2. J came home a few minutes early tonight. Because of that and it being Friday (no lunches to pack, no homework to do, no rush for punctual bedtimes), Peaches and I got the rare opportunity to play a game together -- Candyland! -- on a weeknight.
3. We have a new sub at school. Not just a sub, but a former teacher. We taught across the hall from one another for several years before she moved back East for about the last decade or so. And while I was teaching fifth grade, I taught her son. He was the first boy I ever knew with Asperger's. In fact, before him, I'd never heard of it. I have thought of him, and his mom, many times in the last two years. And now his mom has come back to sub where I work. We had LOTS to talk about. It is great to catch up with K's mom and have someone who gets it back in the community.
4. I have some exciting projects going on at work.
5. The Redskins won their last game.
6. I have 346 points in Scramble.
7. I tried really hard to make it to 10, but I'll settle for this. It's chilly here in Alaska and time for me to hunker down in my parka and conserve energy.
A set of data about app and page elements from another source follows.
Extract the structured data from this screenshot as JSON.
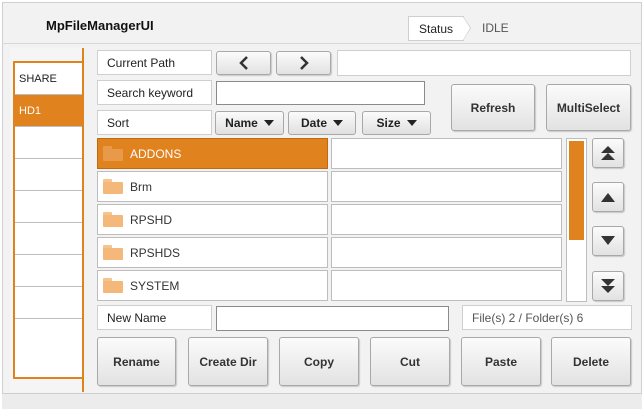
{
  "app": {
    "title": "MpFileManagerUI"
  },
  "status": {
    "label": "Status",
    "value": "IDLE"
  },
  "drives": [
    {
      "label": "SHARE",
      "selected": false
    },
    {
      "label": "HD1",
      "selected": true
    },
    {
      "label": ""
    },
    {
      "label": ""
    },
    {
      "label": ""
    },
    {
      "label": ""
    },
    {
      "label": ""
    },
    {
      "label": ""
    },
    {
      "label": ""
    }
  ],
  "path": {
    "label": "Current Path",
    "value": "",
    "back_icon": "chevron-left-icon",
    "forward_icon": "chevron-right-icon"
  },
  "search": {
    "label": "Search keyword",
    "value": ""
  },
  "sort": {
    "label": "Sort",
    "options": [
      "Name",
      "Date",
      "Size"
    ]
  },
  "actions": {
    "refresh": "Refresh",
    "multiselect": "MultiSelect"
  },
  "files": [
    {
      "name": "ADDONS",
      "selected": true
    },
    {
      "name": "Brm",
      "selected": false
    },
    {
      "name": "RPSHD",
      "selected": false
    },
    {
      "name": "RPSHDS",
      "selected": false
    },
    {
      "name": "SYSTEM",
      "selected": false
    }
  ],
  "newname": {
    "label": "New Name",
    "value": ""
  },
  "counts": {
    "text": "File(s) 2 / Folder(s) 6"
  },
  "scroll": {
    "position": 0.0,
    "visible_fraction": 0.6
  },
  "buttons": {
    "rename": "Rename",
    "createdir": "Create Dir",
    "copy": "Copy",
    "cut": "Cut",
    "paste": "Paste",
    "delete": "Delete"
  },
  "colors": {
    "accent": "#e0821e",
    "folder": "#f3b87a",
    "background": "#f2f2f2"
  }
}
See you when I thaw out.

Tuesday, October 6, 2009

Isn't it Ironic

Well, there is no fooling you, smart readers.
Pretty much everyone saw through my irony; Peaches has never met a cookie she didn't like, and if she expressed a preference instead for my salad, my blog would end, because I'd have a heart attack. The rest of the notable and quotable dialogue was lifted directly from the mouths of babes.

I still have nothing I can bear to write about from our daily existence. I. Feel. Low. Having experienced the details of September and the start of October live and in person, I don't have enough left in me to relive them through the narrative. And I haven't accumulated enough one liners for another whole Notable and Quotable. (The only new one I have worth repeating is that, today, while home sick for the trillionth time, Rooster hugged me and said, "Mommy? I love your bones.")

So I'm not sure what I'm doing here, really, without so much as a seed or a germ or any other beginning place; I guess it's just this is where I go. This is how I hang. I need my blog fix. Where else would I be? Where else am I?

So here is me riffing free style; I feel some VERY, VERY, VERY bad poetry or something like it coming on, but trust me when I say it beats telling you what we've been doing...(I suggest you now head back to your aggregator and find a better blog to read for the time being)...

I am too judgmental
Of her and him
That lady who cut it too close in the boxy black car this morning --
What was SHE thinking? Looked like thinking probably isn't her thing if you want to know my opinion
And that MOTHER in the meeting, oh I have her pegged;
You will not catch me sitting within ten feet,
And speaking of ten feet, that really tall guy in the elevator made me want to get off a floor earlier than necessary... creepy.
He should take a class in smiling.
Classes? I could recommend a few.
For the doctor who knows jack
and the know-it-all neighbor who never heard of etiquette,
the sitter who seems barely literate,
my politicians,
even my mother ---
I have a prescription, a solution, an improvement, a plan for their evolution...
a judgment.
No one escapes.
But sometimes I think about the chick in the boxy car.
I think what if she just got a diagnosis for someone she loves?
I could barely find the road some days.
I wonder if that mom in my meeting might be parenting all by herself --
my greatest fear --
and if the elevator guy thought actually I was the scary one, pushing the buttons like they might launch missiles and carrying two giant bags along with the chip on my shoulder.
I've been thinking that maybe I need to cut my doctors, my neighbors, my mom some slack.
Of course, the politicians we know on an objective and absolute level to be categorically and undeniably morally bankrupt, but besides the John Edwardses of the world (and there are far too many), the only person who deserves my cantankerous contempt are really judgmental people.
We get on my nerves more than anything.